Finance minister Mike de Jong says the promised LNG Prosperity Fund will be officially created with a $100 million initial deposit.
But without a final decision on a single LNG facility, never mind getting a shovel in the ground where does the money come from?
“It relates to the anticipated surplus for 2015/16. It is arbitrary to that extent but it is a function of what we believe we are in a position reasonably to transfer into a Prosperity Fund keeping in mind that our primary focus and priority is the paying down of the debt.”
It comes as the province admits it won’t meet its initial timeline of having three LNG plants up and running by 2020.
“This was a modest start to be sure. No one is being shy about the fact that the LNG final investment decisions we are looking for have not occurred.”
The money will be deposited into the fund intended for LNG revenue as a little something for a rainy day.
“Yes the repayment of debt but also some of the uncertainty that may occur in the future and you only have to look around you in the world to know that there is uncertainty out there.”
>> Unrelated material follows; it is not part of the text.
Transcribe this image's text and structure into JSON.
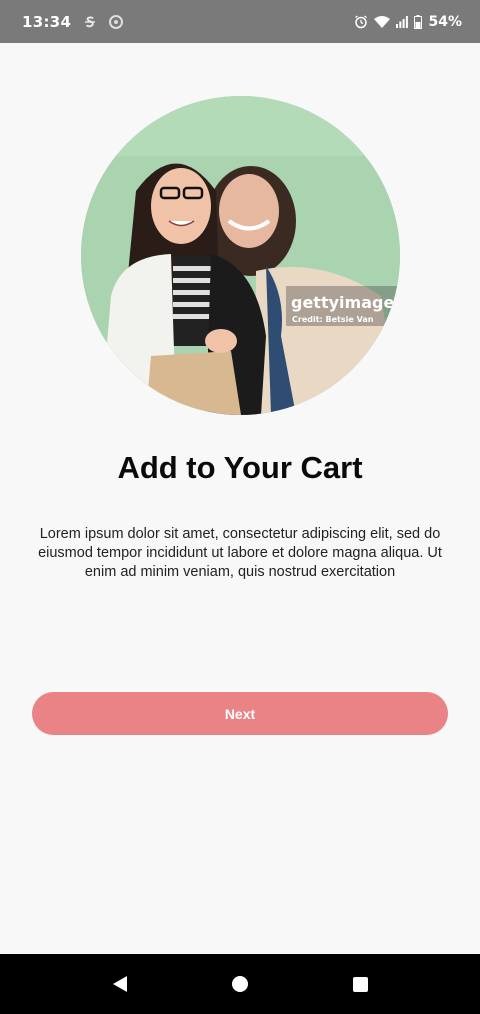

In 2013 the BC Liberals pledged the Prosperity Fund would wipe out debt for the province, BC Ferries, BC Hydro, and the Port Mann bridge.